#define ss 5
#define rst 14
#define dio0 2

int counter = 0;

void setup() {
  Serial.begin(9600);
  while (!Serial);

  Serial.println("LoRa Sender");

  LoRa.setPins(ss, rst, dio0);

  if (!LoRa.begin(866E6)) {
    Serial.println("Starting LoRa failed!");
    while (1);
  }
}

void loop() {
  Serial.print("Sending packet: ");
  Serial.println(counter);

  // send packet
  LoRa.beginPacket();
  LoRa.print("hello ");
  LoRa.print(counter);
  LoRa.endPacket();

  counter++;

  delay(5000);
}

Let's break this down piece by piece:

It starts by including the needed libraries.

#include <SPI.h>
#include <LoRa.h>

Then, it defines the pins used by the LoRa module. If you've followed the schematic above, you should have the following pins:

#define ss 5
#define rst 14
#define dio0 2

Now inside the setup method, you can set the pins by calling the .setPins method. Afterward, you can initialize the LoRa module by calling Lora.begin(frequency), passing it the right frequency for your location.

With the initialization done, you can send data using the following code:

LoRa.beginPacket();
LoRa.print("hello ");
LoRa.print(counter);
LoRa.endPacket();
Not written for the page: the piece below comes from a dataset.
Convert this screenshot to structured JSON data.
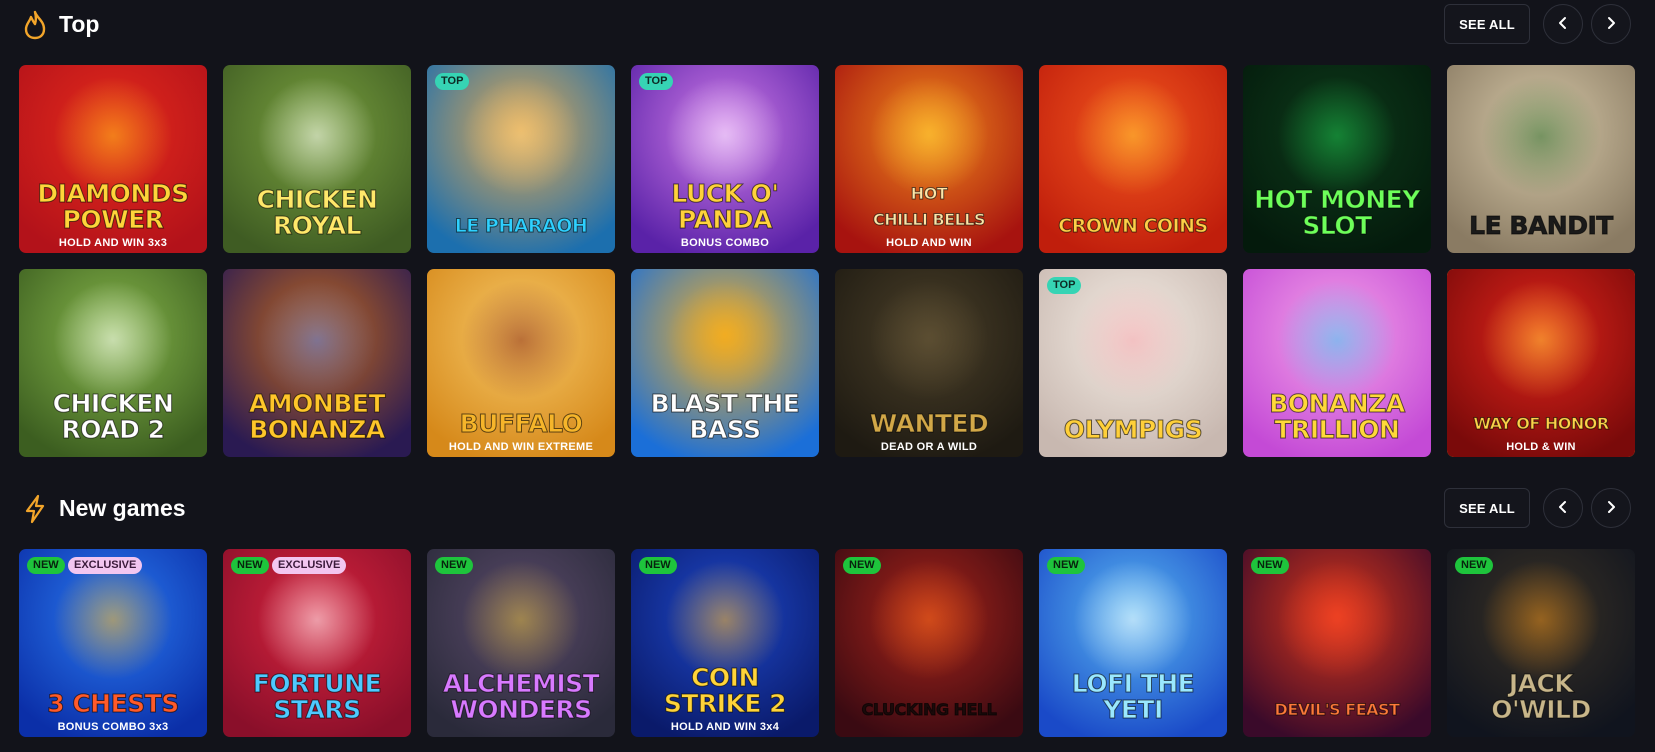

LoRa Receiver Example Sketch

The receiver sketch is very similar to the sender sketch. The only differences are in the loop method, where instead of sending data, the script is receiving data.

#include <SPI.h>
#include <LoRa.h>

#define ss 5
#define rst 14
#define dio0 2

void setup() {
  Serial.begin(9600);
  while (!Serial);

  Serial.println("LoRa Receiver");

  LoRa.setPins(ss, rst, dio0);

  if (!LoRa.begin(866E6)) {
    Serial.println("Starting LoRa failed!");
    while (1);
  }
}

void loop() {
  // try to parse packet
  int packetSize = LoRa.parsePacket();
  if (packetSize) {
    // received a packet
    Serial.print("Received packet '");

    // read packet
    while (LoRa.available()) {
      Serial.print((char)LoRa.read());
    }

    // print RSSI of packet
    Serial.print("' with RSSI ");
    Serial.println(LoRa.packetRssi());
  }
}

Testing the Scripts

To test if everything is working correctly, you need to connect both ESPs to a PC and open the Serial Monitor.

The Lora Sender script should have the following output:

Sending packages
Figure 3: Sending packages

Output of the receiver scripts:

Receiving packages
Figure 4: Receiving packages

Conclusion

LoRa is a spread spectrum modulation technique derived from chirp spread spectrum (CSS) technology. Because of its long-range and low power consumption, it's often applied in IoT applications.

In this article, you learned how to use LoRa to create a point-to-point communication between two ESP32 microcontrollers. In an upcoming article, I'll show you how to create a LoRa network using LoRaWAN.

That’s all from this article. If you have any questions or just want to chat with me, feel free to leave a comment below or contact me on social media. If you want to get continuous updates about my blog make sure to follow me on Medium and join my newsletter.